Anti-immigrant and anti-Catholic fervor was also rampant, and the KKK was alive and kicking. Part of my story involves people from The Ville, aka West Medford, a section of that town northwest of Boston settled by Pullman porters. At the time, most residents were Black, and the KKK was a constant menace.

Nearby is also where Amelia lived with her mother and sister while she worked at the Denison Settlement House in Boston (this was all before she became famous, but she was already avid about flying and piloted a plane out of Quincy on Massachusetts’s South Shore, on the weekends).

Speaking of immigrants, the anarchists Sacco and Vanzetti were in prison in 1926 for murder and armed robbery south of Boston (Braintree, to be precise), but appeals were coming in from around the world pleading their innocence and asking for their freedom. Alas, they were executed the next year in a Boston jail (Charlestown, if you’re local).

One true crime I didn’t bring in was the horrific death of Edith Greene, an unmarried pregnant woman. She went for an abortion in 1926. Instead she died at the doctor’s hands, who then carved up her body and dumped the parts around town. (Insert shiver here.)

I hope you love reading about a real person (Amelia) assisting another real person (my grandmother Dorothy in an alternate reality as a lady PI) to come to the fictional aid of women all over the Boston of nearly a hundred years ago.

Readers: What’s your favorite era to read about? Share any factoids about Amelia you happen to know! I’d love to send one of you a Case for the Ladies tote bag. 

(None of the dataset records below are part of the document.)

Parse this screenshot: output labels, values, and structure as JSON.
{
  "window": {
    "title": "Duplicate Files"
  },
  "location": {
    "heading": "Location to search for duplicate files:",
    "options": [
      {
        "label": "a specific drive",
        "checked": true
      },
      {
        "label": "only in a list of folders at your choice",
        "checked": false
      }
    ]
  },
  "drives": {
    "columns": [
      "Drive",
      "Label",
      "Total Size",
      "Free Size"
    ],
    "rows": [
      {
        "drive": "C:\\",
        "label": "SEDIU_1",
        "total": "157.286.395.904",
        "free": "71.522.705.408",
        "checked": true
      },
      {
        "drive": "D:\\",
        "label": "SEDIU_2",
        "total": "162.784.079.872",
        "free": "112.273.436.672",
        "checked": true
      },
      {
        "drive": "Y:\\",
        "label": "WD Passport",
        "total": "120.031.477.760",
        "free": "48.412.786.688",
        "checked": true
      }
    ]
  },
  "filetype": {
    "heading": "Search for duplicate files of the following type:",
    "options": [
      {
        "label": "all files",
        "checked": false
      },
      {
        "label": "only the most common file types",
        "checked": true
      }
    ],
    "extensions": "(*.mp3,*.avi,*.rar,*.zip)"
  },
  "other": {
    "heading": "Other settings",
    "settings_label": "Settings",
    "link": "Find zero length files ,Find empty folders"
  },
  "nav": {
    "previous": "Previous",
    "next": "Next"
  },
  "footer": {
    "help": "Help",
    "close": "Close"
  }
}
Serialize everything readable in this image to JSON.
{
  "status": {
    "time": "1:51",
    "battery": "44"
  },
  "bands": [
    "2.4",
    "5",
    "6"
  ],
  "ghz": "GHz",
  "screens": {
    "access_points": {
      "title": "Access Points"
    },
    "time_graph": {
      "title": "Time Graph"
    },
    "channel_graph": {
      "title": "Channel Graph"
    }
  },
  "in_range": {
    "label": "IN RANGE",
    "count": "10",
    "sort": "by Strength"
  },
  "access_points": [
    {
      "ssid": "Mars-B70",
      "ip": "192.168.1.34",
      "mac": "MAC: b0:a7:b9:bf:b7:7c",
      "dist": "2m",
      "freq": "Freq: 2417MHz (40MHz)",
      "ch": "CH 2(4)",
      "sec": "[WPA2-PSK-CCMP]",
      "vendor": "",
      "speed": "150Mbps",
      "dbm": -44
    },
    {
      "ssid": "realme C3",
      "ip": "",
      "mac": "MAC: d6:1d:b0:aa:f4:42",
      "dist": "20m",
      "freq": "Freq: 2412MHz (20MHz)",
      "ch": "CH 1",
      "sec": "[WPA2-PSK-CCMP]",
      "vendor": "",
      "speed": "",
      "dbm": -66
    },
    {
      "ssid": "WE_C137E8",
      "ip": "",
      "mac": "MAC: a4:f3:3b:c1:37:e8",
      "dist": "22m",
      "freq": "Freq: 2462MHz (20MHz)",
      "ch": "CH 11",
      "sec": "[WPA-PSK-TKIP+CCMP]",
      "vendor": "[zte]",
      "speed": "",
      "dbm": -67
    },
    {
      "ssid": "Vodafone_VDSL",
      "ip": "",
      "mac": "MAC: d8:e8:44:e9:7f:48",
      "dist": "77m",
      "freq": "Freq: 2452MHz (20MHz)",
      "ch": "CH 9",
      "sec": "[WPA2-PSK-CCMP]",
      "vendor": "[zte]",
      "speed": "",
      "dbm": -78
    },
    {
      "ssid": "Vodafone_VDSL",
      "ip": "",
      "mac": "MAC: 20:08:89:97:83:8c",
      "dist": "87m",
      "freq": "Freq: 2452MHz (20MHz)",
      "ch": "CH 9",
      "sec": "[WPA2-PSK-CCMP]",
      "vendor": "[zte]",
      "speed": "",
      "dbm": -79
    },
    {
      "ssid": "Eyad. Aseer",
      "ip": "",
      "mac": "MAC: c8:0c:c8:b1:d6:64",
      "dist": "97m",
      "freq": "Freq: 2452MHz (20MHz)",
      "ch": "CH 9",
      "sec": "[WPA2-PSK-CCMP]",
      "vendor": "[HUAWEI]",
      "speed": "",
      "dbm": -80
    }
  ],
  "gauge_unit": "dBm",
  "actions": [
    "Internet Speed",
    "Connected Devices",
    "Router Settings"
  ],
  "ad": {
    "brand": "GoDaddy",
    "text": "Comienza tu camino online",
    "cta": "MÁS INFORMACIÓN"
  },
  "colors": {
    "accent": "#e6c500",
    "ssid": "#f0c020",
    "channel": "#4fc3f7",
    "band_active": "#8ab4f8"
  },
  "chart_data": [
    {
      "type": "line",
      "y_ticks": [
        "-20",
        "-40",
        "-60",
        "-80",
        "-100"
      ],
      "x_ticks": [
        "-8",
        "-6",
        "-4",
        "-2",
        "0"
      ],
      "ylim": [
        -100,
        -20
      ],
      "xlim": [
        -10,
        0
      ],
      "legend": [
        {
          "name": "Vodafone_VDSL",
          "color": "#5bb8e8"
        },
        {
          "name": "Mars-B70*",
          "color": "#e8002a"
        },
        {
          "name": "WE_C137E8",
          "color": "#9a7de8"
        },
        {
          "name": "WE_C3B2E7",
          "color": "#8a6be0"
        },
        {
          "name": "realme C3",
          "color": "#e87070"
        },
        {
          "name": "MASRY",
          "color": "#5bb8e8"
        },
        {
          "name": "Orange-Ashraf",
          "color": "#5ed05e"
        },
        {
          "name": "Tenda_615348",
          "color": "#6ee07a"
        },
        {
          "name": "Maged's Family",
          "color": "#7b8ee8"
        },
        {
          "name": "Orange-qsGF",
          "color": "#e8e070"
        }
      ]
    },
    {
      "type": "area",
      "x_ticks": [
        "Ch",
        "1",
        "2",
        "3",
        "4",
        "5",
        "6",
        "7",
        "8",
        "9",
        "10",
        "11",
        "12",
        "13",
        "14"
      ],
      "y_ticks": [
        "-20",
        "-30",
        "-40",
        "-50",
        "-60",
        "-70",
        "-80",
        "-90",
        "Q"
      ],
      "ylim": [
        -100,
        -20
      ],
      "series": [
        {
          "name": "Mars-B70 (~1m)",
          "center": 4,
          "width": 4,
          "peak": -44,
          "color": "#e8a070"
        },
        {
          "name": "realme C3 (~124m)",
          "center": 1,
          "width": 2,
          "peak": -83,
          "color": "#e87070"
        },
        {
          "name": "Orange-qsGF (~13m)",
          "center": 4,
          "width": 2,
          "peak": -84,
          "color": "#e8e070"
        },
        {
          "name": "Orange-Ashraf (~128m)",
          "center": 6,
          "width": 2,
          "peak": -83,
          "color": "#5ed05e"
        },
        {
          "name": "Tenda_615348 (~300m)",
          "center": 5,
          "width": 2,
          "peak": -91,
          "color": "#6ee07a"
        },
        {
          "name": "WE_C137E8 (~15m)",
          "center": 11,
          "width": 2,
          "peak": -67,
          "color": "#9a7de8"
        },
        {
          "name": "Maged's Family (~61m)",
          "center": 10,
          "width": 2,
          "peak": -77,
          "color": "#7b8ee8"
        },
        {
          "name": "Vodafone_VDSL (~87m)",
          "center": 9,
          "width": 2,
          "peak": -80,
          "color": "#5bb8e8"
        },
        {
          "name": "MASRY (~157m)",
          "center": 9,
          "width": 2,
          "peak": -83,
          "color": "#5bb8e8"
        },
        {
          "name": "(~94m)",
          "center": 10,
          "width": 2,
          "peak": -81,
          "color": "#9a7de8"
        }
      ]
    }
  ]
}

Maddie Day pens the Dot and Amelia Mysteries, the Country Store Mysteries, the Cozy Capers Book Group Mysteries, and the Cece Barton Mysteries. As author Edith Maxwell, she’s the author of the historical and Agatha Award-winning Quaker Midwife Mysteries and short crime fiction. Day/Maxwell lives with her beau and cat Martin north of Boston, where she writes, gardens, cooks, and wastes time on Facebook. Find the author under both names at,, Mystery Lovers’ Kitchen, and on social media: Twitter Facebook Instagram


Harini Nagendra said...

Such a fascinating article, Edith! And how brilliant that you've worked your grandmother into your book as a fictional character.

Dru Ann said...

nice article.

Edith Maxwell said...

Thanks, Harini! I loved envisioning an alternate reality for Dot.

Thank you, Dru!

Catriona McPherson said...

Welcome to Criminal Acres, Edith. It's lovely to have you and the book sounds fab, Cx

Susan C Shea said...

Hi Edith! So happy to see you here. Favorite era for crime? I guess ones in which women were/are allowed to solve them! I gobbled up Jackie Winspear's Maisie Dobbs books set between world wars, Catriona's 1930s Dandy Gilver series, Rhys Bowen's early 20th century New York City Molly Murphy series and more. But Sara Paretsky's contemporary Chicago makes for a lot of crime to solve, as does Boston. Congratulations on the new book and on your prolific writing career, which I envy!

Edith Maxwell said...

Thank you, Catriona, and for the lovely introduction!

Susan, I love all the series you mention. And thank you for "lending" me your son and his talent for book design! I loved working with Brian on this project.

Carol Pigg said...

Absolutely in awe over the women of this book. It reads like a true life diary.

Anonymous said...

Aww, thank you so much Carol!

Anonymous said...

The previous was from me, Edith / Maddie